As troops from Fort Hood began to return to Texas, the Senate took time Tuesday to honor the fighting men and women who have participated in Operation Iraqi Freedom. The commanding officer of Fort Hood, Major General James Simmons and five veterans of Iraq were on hand to represent the more than 47,000 soldiers from Fort Hood who have been in the Middle East for a year or more. "We stand in the shadow of freedom," said Senator Troy Fraser, who represents Fort Hood, "The reason that we can sit here today is because of the efforts of these brave men and women, who are willing to make the ultimate sacrifice to keep this country free." Twenty-five hundred soldiers from Fort Hood have been wounded in combat in Iraq, and 247 have been killed in action. Gen. Simmons said that many soldiers are already on their way back to Texas, and all of the Fort Hood soldiers should be back home by April.
Senator Fraser unveiled legislation Wednesday that would increase the amount of electricity that comes from alternative sources. Currently, state law requires the state have 2,800 megawatts of renewable energy capacity, but the Texas Energy Planning Council recommends that the state significantly increase this amount by the year 2025. Following these recommendations, Fraser authored Senate Bill 533, setting capacity goals of 5,000 megawatts of renewable energy by 2015, and 10,000 megawatts, or ten percent of state energy capacity, by 2025. SB 533 would also direct the Public Utilities Commission to find the areas in Texas best suited to wind, hydroelectric, and solar energy production, and to also research the best ways to transport that energy state-wide. "I am convinced that we must have more renewable sources such as wind generating the electricity that this state needs to meet demands of the 21st century," said Fraser.

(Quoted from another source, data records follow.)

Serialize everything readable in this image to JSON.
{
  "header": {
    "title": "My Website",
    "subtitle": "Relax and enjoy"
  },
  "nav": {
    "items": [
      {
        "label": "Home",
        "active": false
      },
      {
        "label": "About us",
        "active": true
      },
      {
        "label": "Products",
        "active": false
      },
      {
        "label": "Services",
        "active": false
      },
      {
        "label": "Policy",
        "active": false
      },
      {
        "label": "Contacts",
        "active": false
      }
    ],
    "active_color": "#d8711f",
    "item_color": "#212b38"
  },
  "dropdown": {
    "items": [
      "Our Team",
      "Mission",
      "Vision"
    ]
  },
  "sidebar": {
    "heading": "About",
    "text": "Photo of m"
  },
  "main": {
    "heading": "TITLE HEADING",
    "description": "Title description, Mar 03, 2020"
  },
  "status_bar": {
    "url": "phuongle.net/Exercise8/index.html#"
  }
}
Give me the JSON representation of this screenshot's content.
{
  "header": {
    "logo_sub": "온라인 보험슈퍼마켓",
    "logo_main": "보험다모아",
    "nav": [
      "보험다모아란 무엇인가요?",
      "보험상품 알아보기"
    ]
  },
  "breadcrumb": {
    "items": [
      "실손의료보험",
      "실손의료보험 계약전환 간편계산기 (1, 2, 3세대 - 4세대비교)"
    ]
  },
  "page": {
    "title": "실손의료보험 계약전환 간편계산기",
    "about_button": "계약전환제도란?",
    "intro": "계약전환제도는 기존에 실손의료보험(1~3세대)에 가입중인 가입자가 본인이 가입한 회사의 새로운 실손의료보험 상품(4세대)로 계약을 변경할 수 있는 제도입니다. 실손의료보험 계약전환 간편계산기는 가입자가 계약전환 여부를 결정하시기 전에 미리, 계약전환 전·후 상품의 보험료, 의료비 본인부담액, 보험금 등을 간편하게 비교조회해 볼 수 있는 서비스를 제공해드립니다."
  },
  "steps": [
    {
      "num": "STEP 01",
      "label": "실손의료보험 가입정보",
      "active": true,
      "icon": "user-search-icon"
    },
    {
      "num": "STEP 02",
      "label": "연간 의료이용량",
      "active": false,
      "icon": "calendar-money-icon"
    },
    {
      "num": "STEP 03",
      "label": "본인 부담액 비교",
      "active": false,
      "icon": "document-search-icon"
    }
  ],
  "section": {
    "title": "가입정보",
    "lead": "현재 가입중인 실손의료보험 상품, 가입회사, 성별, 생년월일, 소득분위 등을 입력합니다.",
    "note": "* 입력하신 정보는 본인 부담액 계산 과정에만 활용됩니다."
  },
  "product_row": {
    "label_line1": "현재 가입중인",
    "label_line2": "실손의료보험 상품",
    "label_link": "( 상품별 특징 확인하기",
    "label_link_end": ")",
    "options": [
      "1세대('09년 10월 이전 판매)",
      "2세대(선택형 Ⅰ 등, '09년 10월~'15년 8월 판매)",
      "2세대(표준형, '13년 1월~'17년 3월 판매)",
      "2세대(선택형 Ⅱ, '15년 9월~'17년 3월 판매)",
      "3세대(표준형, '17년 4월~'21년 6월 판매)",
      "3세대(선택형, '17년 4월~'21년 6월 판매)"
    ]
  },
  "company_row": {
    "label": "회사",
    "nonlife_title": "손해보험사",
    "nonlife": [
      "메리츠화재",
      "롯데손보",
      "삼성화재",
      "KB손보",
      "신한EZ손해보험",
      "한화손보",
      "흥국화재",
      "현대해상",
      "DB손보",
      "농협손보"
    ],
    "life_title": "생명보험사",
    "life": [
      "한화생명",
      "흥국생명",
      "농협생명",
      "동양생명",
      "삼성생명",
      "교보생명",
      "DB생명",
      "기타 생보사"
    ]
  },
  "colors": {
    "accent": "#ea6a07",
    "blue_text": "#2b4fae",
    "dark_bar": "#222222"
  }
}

Senator Rodney Ellis of Houston said at a press conference Wednesday that he is concerned about the rising cost of prescription medicine and the impact it is having on the most needy Texans, particularly the elderly and uninsured. To address this problem, Ellis authored Senate Bill 518, which would allow Texans to purchase prescription drugs from Canadian pharmacies. The legislation requires pharmacies to be certified by the Texas State Board of Pharmacy to ensure the Canadian distributors meet the same rigorous safety standards required of Texas pharmacies. It would also require a doctor's prescription to obtain the medicine, and only a three month supply of drugs could be shipped to a patient at a time. SB 518 would also place restrictions on what kinds of drugs can be shipped, mandating that the drugs be approved for sale by the FDA. Ellis said that Canadian prescription medications are as safe as any drug purchased in Texas, and are often up to 75% percent cheaper. "Texans that can't keep up with skyrocketing prices are either going without much needed medications or taking the more risky route buying who-knows-what from who-knows-where over the Internet," said Ellis, "This legislation will help Texans better afford expensive prescription drugs while maintaining the safety standards we demand."
Monday, the Senate remembered the life of Waco Mayor Mae Jackson, who died of a heart attack last Friday February 11, less than a year into her historic term as the first African-American Mayor of Waco. Jackson was applauded for being a tireless advocate for education, women, and the less fortunate throughout her life. "She was committed to education, committed to her community, she was committed to the quality of water in Central Texas," said Senator Kip Averitt, who represents Waco. "She fought these battles all of her life and succeeded." Jackson was elected to two terms on the Waco City Council before being elected mayor in 2004.
The Senate will reconvene Monday, February 21st, at 1:30 P.M.